= Work instruction =
For the entries that follow, produce an exact copy with no pictures in it.

= Given records =
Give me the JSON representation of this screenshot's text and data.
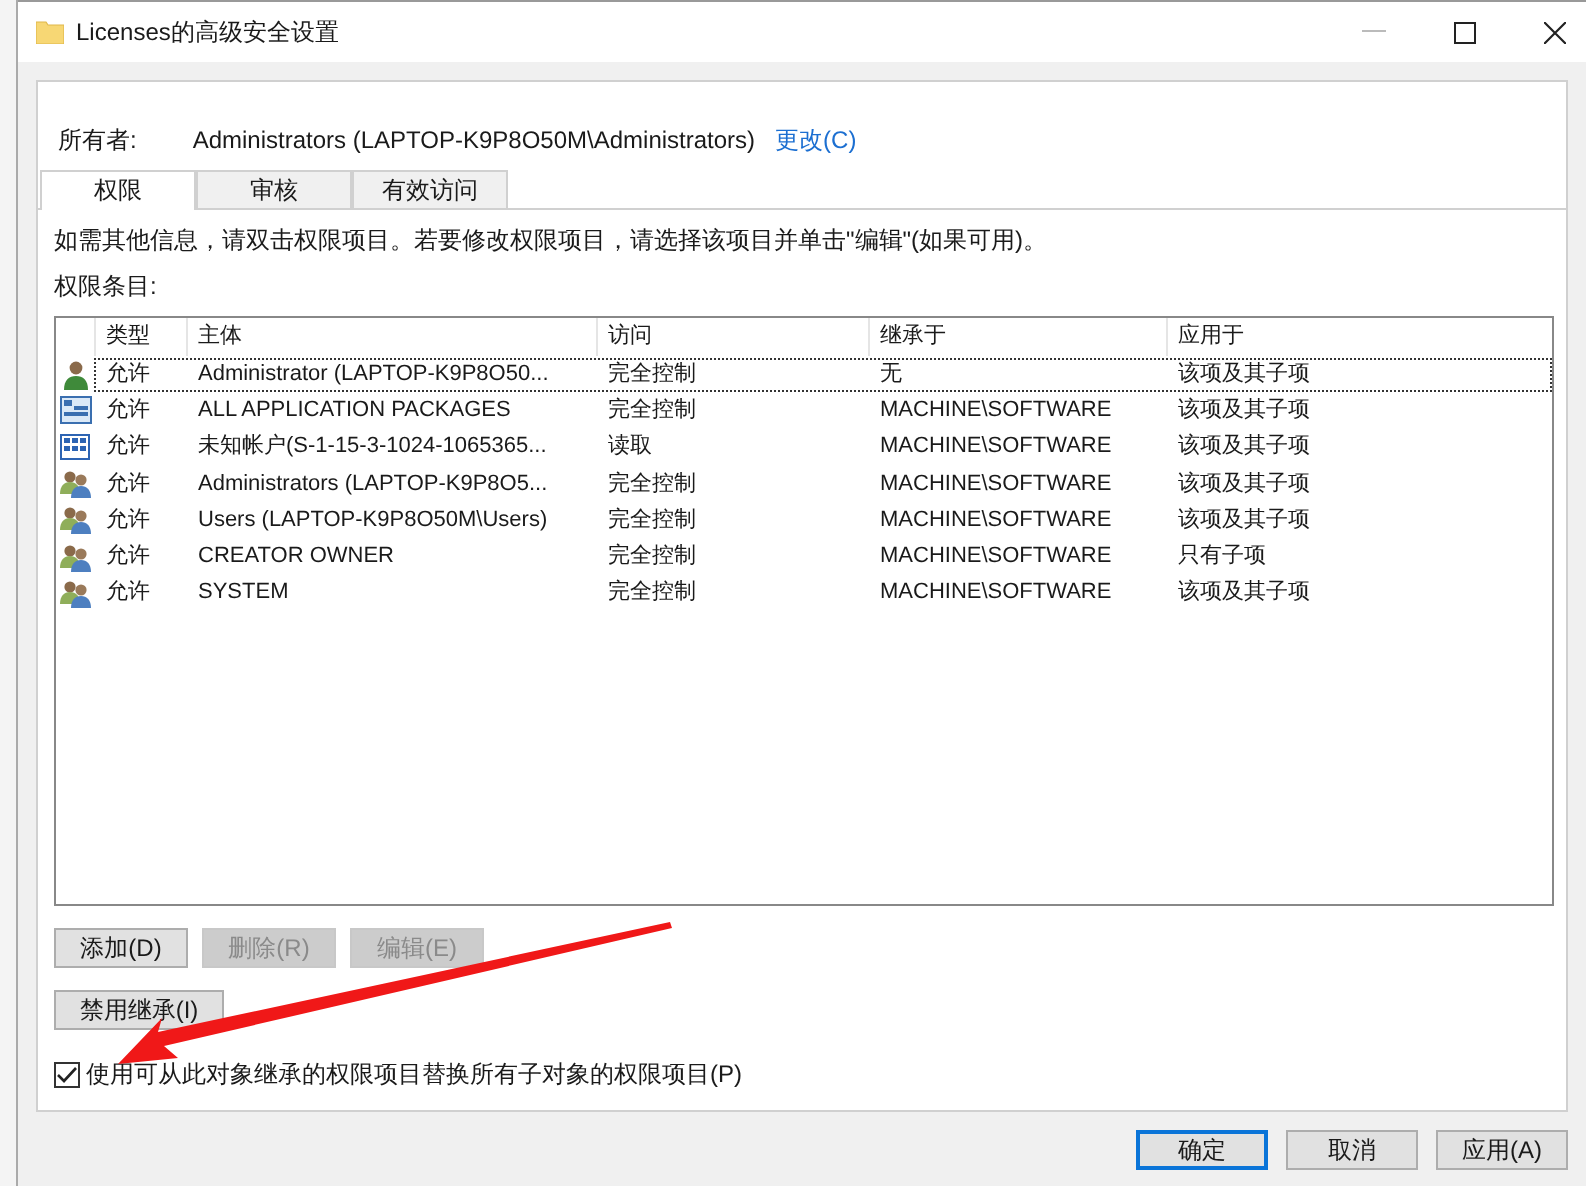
{
  "window": {
    "title": "Licenses的高级安全设置"
  },
  "owner": {
    "label": "所有者:",
    "value": "Administrators (LAPTOP-K9P8O50M\\Administrators)",
    "change_link": "更改(C)"
  },
  "tabs": [
    {
      "label": "权限",
      "selected": true
    },
    {
      "label": "审核",
      "selected": false
    },
    {
      "label": "有效访问",
      "selected": false
    }
  ],
  "instruction": "如需其他信息，请双击权限项目。若要修改权限项目，请选择该项目并单击\"编辑\"(如果可用)。",
  "list_label": "权限条目:",
  "table": {
    "columns": [
      "类型",
      "主体",
      "访问",
      "继承于",
      "应用于"
    ],
    "rows": [
      {
        "kind": "user",
        "focused": true,
        "cells": [
          "允许",
          "Administrator (LAPTOP-K9P8O50...",
          "完全控制",
          "无",
          "该项及其子项"
        ]
      },
      {
        "kind": "package",
        "focused": false,
        "cells": [
          "允许",
          "ALL APPLICATION PACKAGES",
          "完全控制",
          "MACHINE\\SOFTWARE",
          "该项及其子项"
        ]
      },
      {
        "kind": "unknown",
        "focused": false,
        "cells": [
          "允许",
          "未知帐户(S-1-15-3-1024-1065365...",
          "读取",
          "MACHINE\\SOFTWARE",
          "该项及其子项"
        ]
      },
      {
        "kind": "group",
        "focused": false,
        "cells": [
          "允许",
          "Administrators (LAPTOP-K9P8O5...",
          "完全控制",
          "MACHINE\\SOFTWARE",
          "该项及其子项"
        ]
      },
      {
        "kind": "group",
        "focused": false,
        "cells": [
          "允许",
          "Users (LAPTOP-K9P8O50M\\Users)",
          "完全控制",
          "MACHINE\\SOFTWARE",
          "该项及其子项"
        ]
      },
      {
        "kind": "group",
        "focused": false,
        "cells": [
          "允许",
          "CREATOR OWNER",
          "完全控制",
          "MACHINE\\SOFTWARE",
          "只有子项"
        ]
      },
      {
        "kind": "group",
        "focused": false,
        "cells": [
          "允许",
          "SYSTEM",
          "完全控制",
          "MACHINE\\SOFTWARE",
          "该项及其子项"
        ]
      }
    ]
  },
  "entry_buttons": [
    {
      "label": "添加(D)",
      "disabled": false
    },
    {
      "label": "删除(R)",
      "disabled": true
    },
    {
      "label": "编辑(E)",
      "disabled": true
    }
  ],
  "inheritance_button": "禁用继承(I)",
  "replace_checkbox": {
    "label": "使用可从此对象继承的权限项目替换所有子对象的权限项目(P)",
    "checked": true
  },
  "dialog_buttons": [
    {
      "label": "确定",
      "default": true,
      "disabled": false
    },
    {
      "label": "取消",
      "default": false,
      "disabled": false
    },
    {
      "label": "应用(A)",
      "default": false,
      "disabled": false
    }
  ]
}
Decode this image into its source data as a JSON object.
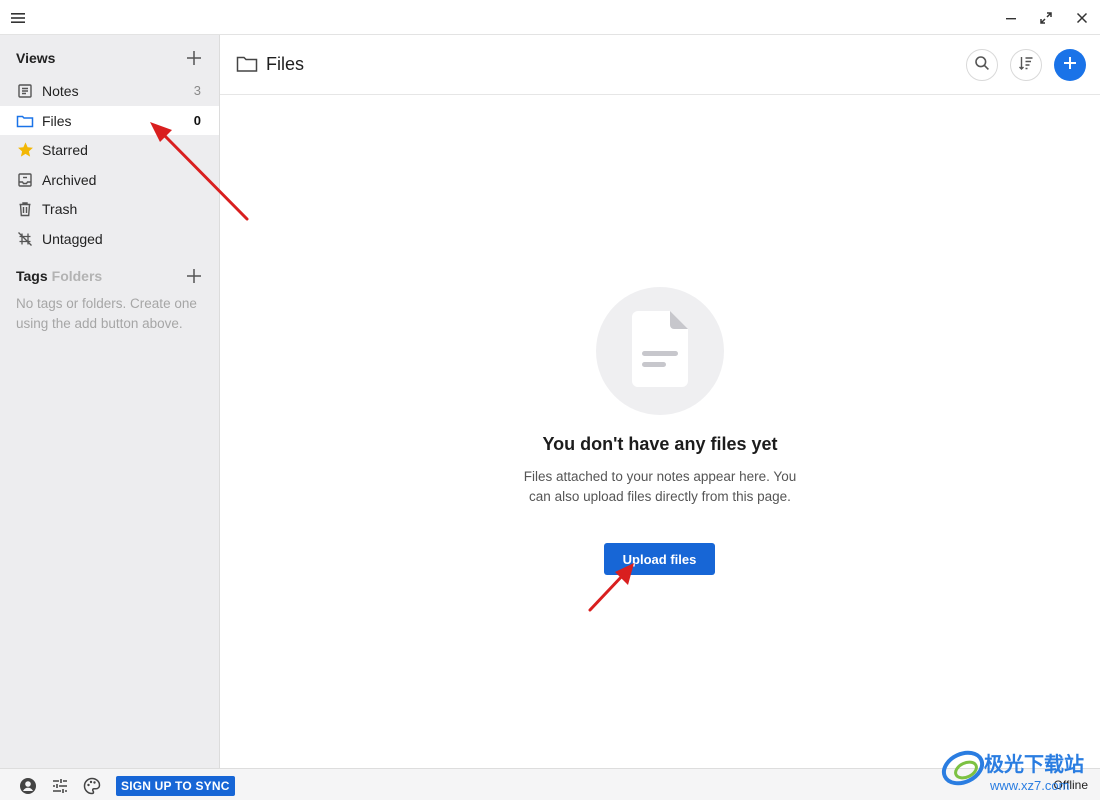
{
  "colors": {
    "accent": "#1a73e8",
    "button": "#1766d6",
    "star": "#f2b705",
    "sidebar_bg": "#ededef",
    "annotation_arrow": "#d91f1f"
  },
  "titlebar": {
    "menu_icon": "hamburger-icon",
    "minimize_icon": "minimize-icon",
    "maximize_icon": "maximize-icon",
    "close_icon": "close-icon"
  },
  "sidebar": {
    "views_title": "Views",
    "items": [
      {
        "label": "Notes",
        "count": "3",
        "icon": "note-icon"
      },
      {
        "label": "Files",
        "count": "0",
        "icon": "folder-icon",
        "active": true
      },
      {
        "label": "Starred",
        "count": "",
        "icon": "star-icon"
      },
      {
        "label": "Archived",
        "count": "",
        "icon": "archive-icon"
      },
      {
        "label": "Trash",
        "count": "",
        "icon": "trash-icon"
      },
      {
        "label": "Untagged",
        "count": "",
        "icon": "untagged-icon"
      }
    ],
    "tags_title": "Tags",
    "folders_label": "Folders",
    "empty_text": "No tags or folders. Create one using the add button above."
  },
  "header": {
    "title": "Files",
    "icons": [
      "search-icon",
      "sort-icon",
      "plus-icon"
    ]
  },
  "empty_state": {
    "title": "You don't have any files yet",
    "description": "Files attached to your notes appear here. You can also upload files directly from this page.",
    "upload_label": "Upload files"
  },
  "footer": {
    "sync_label": "SIGN UP TO SYNC",
    "status": "Offline"
  },
  "watermark": {
    "text": "极光下载站",
    "url": "www.xz7.com"
  }
}
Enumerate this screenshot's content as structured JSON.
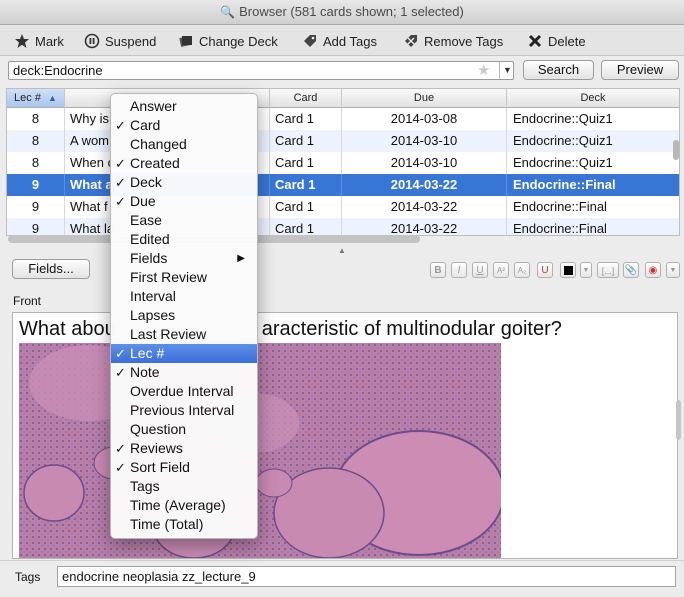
{
  "window": {
    "title": "Browser (581 cards shown; 1 selected)"
  },
  "toolbar": {
    "mark": "Mark",
    "suspend": "Suspend",
    "change_deck": "Change Deck",
    "add_tags": "Add Tags",
    "remove_tags": "Remove Tags",
    "delete": "Delete"
  },
  "search": {
    "value": "deck:Endocrine",
    "search_button": "Search",
    "preview_button": "Preview"
  },
  "table": {
    "columns": {
      "lec": "Lec #",
      "card": "Card",
      "due": "Due",
      "deck": "Deck"
    },
    "rows": [
      {
        "lec": "8",
        "sort": "Why is",
        "card": "Card 1",
        "due": "2014-03-08",
        "deck": "Endocrine::Quiz1"
      },
      {
        "lec": "8",
        "sort": "A wom",
        "card": "Card 1",
        "due": "2014-03-10",
        "deck": "Endocrine::Quiz1"
      },
      {
        "lec": "8",
        "sort": "When c",
        "card": "Card 1",
        "due": "2014-03-10",
        "deck": "Endocrine::Quiz1"
      },
      {
        "lec": "9",
        "sort": "What a",
        "card": "Card 1",
        "due": "2014-03-22",
        "deck": "Endocrine::Final"
      },
      {
        "lec": "9",
        "sort": "What f",
        "card": "Card 1",
        "due": "2014-03-22",
        "deck": "Endocrine::Final"
      },
      {
        "lec": "9",
        "sort": "What la",
        "card": "Card 1",
        "due": "2014-03-22",
        "deck": "Endocrine::Final"
      }
    ]
  },
  "editor": {
    "fields_button": "Fields...",
    "field_label": "Front",
    "question": "What abou",
    "question_tail": "aracteristic of multinodular goiter?"
  },
  "tags": {
    "label": "Tags",
    "value": "endocrine neoplasia zz_lecture_9"
  },
  "menu": {
    "items": [
      {
        "label": "Answer",
        "checked": false
      },
      {
        "label": "Card",
        "checked": true
      },
      {
        "label": "Changed",
        "checked": false
      },
      {
        "label": "Created",
        "checked": true
      },
      {
        "label": "Deck",
        "checked": true
      },
      {
        "label": "Due",
        "checked": true
      },
      {
        "label": "Ease",
        "checked": false
      },
      {
        "label": "Edited",
        "checked": false
      },
      {
        "label": "Fields",
        "checked": false,
        "submenu": true
      },
      {
        "label": "First Review",
        "checked": false
      },
      {
        "label": "Interval",
        "checked": false
      },
      {
        "label": "Lapses",
        "checked": false
      },
      {
        "label": "Last Review",
        "checked": false
      },
      {
        "label": "Lec #",
        "checked": true,
        "highlighted": true
      },
      {
        "label": "Note",
        "checked": true
      },
      {
        "label": "Overdue Interval",
        "checked": false
      },
      {
        "label": "Previous Interval",
        "checked": false
      },
      {
        "label": "Question",
        "checked": false
      },
      {
        "label": "Reviews",
        "checked": true
      },
      {
        "label": "Sort Field",
        "checked": true
      },
      {
        "label": "Tags",
        "checked": false
      },
      {
        "label": "Time (Average)",
        "checked": false
      },
      {
        "label": "Time (Total)",
        "checked": false
      }
    ]
  },
  "colors": {
    "selection": "#3876d6",
    "menu_highlight": "#3c6fd9"
  }
}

= Solved problem =
Give me the JSON representation of this screenshot's text and data.
{
  "window": {
    "title": "Licenses的高级安全设置"
  },
  "owner": {
    "label": "所有者:",
    "value": "Administrators (LAPTOP-K9P8O50M\\Administrators)",
    "change_link": "更改(C)"
  },
  "tabs": [
    {
      "label": "权限",
      "selected": true
    },
    {
      "label": "审核",
      "selected": false
    },
    {
      "label": "有效访问",
      "selected": false
    }
  ],
  "instruction": "如需其他信息，请双击权限项目。若要修改权限项目，请选择该项目并单击\"编辑\"(如果可用)。",
  "list_label": "权限条目:",
  "table": {
    "columns": [
      "类型",
      "主体",
      "访问",
      "继承于",
      "应用于"
    ],
    "rows": [
      {
        "kind": "user",
        "focused": true,
        "cells": [
          "允许",
          "Administrator (LAPTOP-K9P8O50...",
          "完全控制",
          "无",
          "该项及其子项"
        ]
      },
      {
        "kind": "package",
        "focused": false,
        "cells": [
          "允许",
          "ALL APPLICATION PACKAGES",
          "完全控制",
          "MACHINE\\SOFTWARE",
          "该项及其子项"
        ]
      },
      {
        "kind": "unknown",
        "focused": false,
        "cells": [
          "允许",
          "未知帐户(S-1-15-3-1024-1065365...",
          "读取",
          "MACHINE\\SOFTWARE",
          "该项及其子项"
        ]
      },
      {
        "kind": "group",
        "focused": false,
        "cells": [
          "允许",
          "Administrators (LAPTOP-K9P8O5...",
          "完全控制",
          "MACHINE\\SOFTWARE",
          "该项及其子项"
        ]
      },
      {
        "kind": "group",
        "focused": false,
        "cells": [
          "允许",
          "Users (LAPTOP-K9P8O50M\\Users)",
          "完全控制",
          "MACHINE\\SOFTWARE",
          "该项及其子项"
        ]
      },
      {
        "kind": "group",
        "focused": false,
        "cells": [
          "允许",
          "CREATOR OWNER",
          "完全控制",
          "MACHINE\\SOFTWARE",
          "只有子项"
        ]
      },
      {
        "kind": "group",
        "focused": false,
        "cells": [
          "允许",
          "SYSTEM",
          "完全控制",
          "MACHINE\\SOFTWARE",
          "该项及其子项"
        ]
      }
    ]
  },
  "entry_buttons": [
    {
      "label": "添加(D)",
      "disabled": false
    },
    {
      "label": "删除(R)",
      "disabled": true
    },
    {
      "label": "编辑(E)",
      "disabled": true
    }
  ],
  "inheritance_button": "禁用继承(I)",
  "replace_checkbox": {
    "label": "使用可从此对象继承的权限项目替换所有子对象的权限项目(P)",
    "checked": true
  },
  "dialog_buttons": [
    {
      "label": "确定",
      "default": true,
      "disabled": false
    },
    {
      "label": "取消",
      "default": false,
      "disabled": false
    },
    {
      "label": "应用(A)",
      "default": false,
      "disabled": false
    }
  ]
}
Decode this image into its source data as a JSON object.
{
  "colors": {
    "accent": "#1a73e8",
    "button": "#1766d6",
    "star": "#f2b705",
    "sidebar_bg": "#ededef",
    "annotation_arrow": "#d91f1f"
  },
  "titlebar": {
    "menu_icon": "hamburger-icon",
    "minimize_icon": "minimize-icon",
    "maximize_icon": "maximize-icon",
    "close_icon": "close-icon"
  },
  "sidebar": {
    "views_title": "Views",
    "items": [
      {
        "label": "Notes",
        "count": "3",
        "icon": "note-icon"
      },
      {
        "label": "Files",
        "count": "0",
        "icon": "folder-icon",
        "active": true
      },
      {
        "label": "Starred",
        "count": "",
        "icon": "star-icon"
      },
      {
        "label": "Archived",
        "count": "",
        "icon": "archive-icon"
      },
      {
        "label": "Trash",
        "count": "",
        "icon": "trash-icon"
      },
      {
        "label": "Untagged",
        "count": "",
        "icon": "untagged-icon"
      }
    ],
    "tags_title": "Tags",
    "folders_label": "Folders",
    "empty_text": "No tags or folders. Create one using the add button above."
  },
  "header": {
    "title": "Files",
    "icons": [
      "search-icon",
      "sort-icon",
      "plus-icon"
    ]
  },
  "empty_state": {
    "title": "You don't have any files yet",
    "description": "Files attached to your notes appear here. You can also upload files directly from this page.",
    "upload_label": "Upload files"
  },
  "footer": {
    "sync_label": "SIGN UP TO SYNC",
    "status": "Offline"
  },
  "watermark": {
    "text": "极光下载站",
    "url": "www.xz7.com"
  }
}
Enumerate this screenshot's content as structured JSON.
{
  "window": {
    "title": "Browser (581 cards shown; 1 selected)"
  },
  "toolbar": {
    "mark": "Mark",
    "suspend": "Suspend",
    "change_deck": "Change Deck",
    "add_tags": "Add Tags",
    "remove_tags": "Remove Tags",
    "delete": "Delete"
  },
  "search": {
    "value": "deck:Endocrine",
    "search_button": "Search",
    "preview_button": "Preview"
  },
  "table": {
    "columns": {
      "lec": "Lec #",
      "card": "Card",
      "due": "Due",
      "deck": "Deck"
    },
    "rows": [
      {
        "lec": "8",
        "sort": "Why is",
        "card": "Card 1",
        "due": "2014-03-08",
        "deck": "Endocrine::Quiz1"
      },
      {
        "lec": "8",
        "sort": "A wom",
        "card": "Card 1",
        "due": "2014-03-10",
        "deck": "Endocrine::Quiz1"
      },
      {
        "lec": "8",
        "sort": "When c",
        "card": "Card 1",
        "due": "2014-03-10",
        "deck": "Endocrine::Quiz1"
      },
      {
        "lec": "9",
        "sort": "What a",
        "card": "Card 1",
        "due": "2014-03-22",
        "deck": "Endocrine::Final"
      },
      {
        "lec": "9",
        "sort": "What f",
        "card": "Card 1",
        "due": "2014-03-22",
        "deck": "Endocrine::Final"
      },
      {
        "lec": "9",
        "sort": "What la",
        "card": "Card 1",
        "due": "2014-03-22",
        "deck": "Endocrine::Final"
      }
    ]
  },
  "editor": {
    "fields_button": "Fields...",
    "field_label": "Front",
    "question": "What abou",
    "question_tail": "aracteristic of multinodular goiter?"
  },
  "tags": {
    "label": "Tags",
    "value": "endocrine neoplasia zz_lecture_9"
  },
  "menu": {
    "items": [
      {
        "label": "Answer",
        "checked": false
      },
      {
        "label": "Card",
        "checked": true
      },
      {
        "label": "Changed",
        "checked": false
      },
      {
        "label": "Created",
        "checked": true
      },
      {
        "label": "Deck",
        "checked": true
      },
      {
        "label": "Due",
        "checked": true
      },
      {
        "label": "Ease",
        "checked": false
      },
      {
        "label": "Edited",
        "checked": false
      },
      {
        "label": "Fields",
        "checked": false,
        "submenu": true
      },
      {
        "label": "First Review",
        "checked": false
      },
      {
        "label": "Interval",
        "checked": false
      },
      {
        "label": "Lapses",
        "checked": false
      },
      {
        "label": "Last Review",
        "checked": false
      },
      {
        "label": "Lec #",
        "checked": true,
        "highlighted": true
      },
      {
        "label": "Note",
        "checked": true
      },
      {
        "label": "Overdue Interval",
        "checked": false
      },
      {
        "label": "Previous Interval",
        "checked": false
      },
      {
        "label": "Question",
        "checked": false
      },
      {
        "label": "Reviews",
        "checked": true
      },
      {
        "label": "Sort Field",
        "checked": true
      },
      {
        "label": "Tags",
        "checked": false
      },
      {
        "label": "Time (Average)",
        "checked": false
      },
      {
        "label": "Time (Total)",
        "checked": false
      }
    ]
  },
  "colors": {
    "selection": "#3876d6",
    "menu_highlight": "#3c6fd9"
  }
}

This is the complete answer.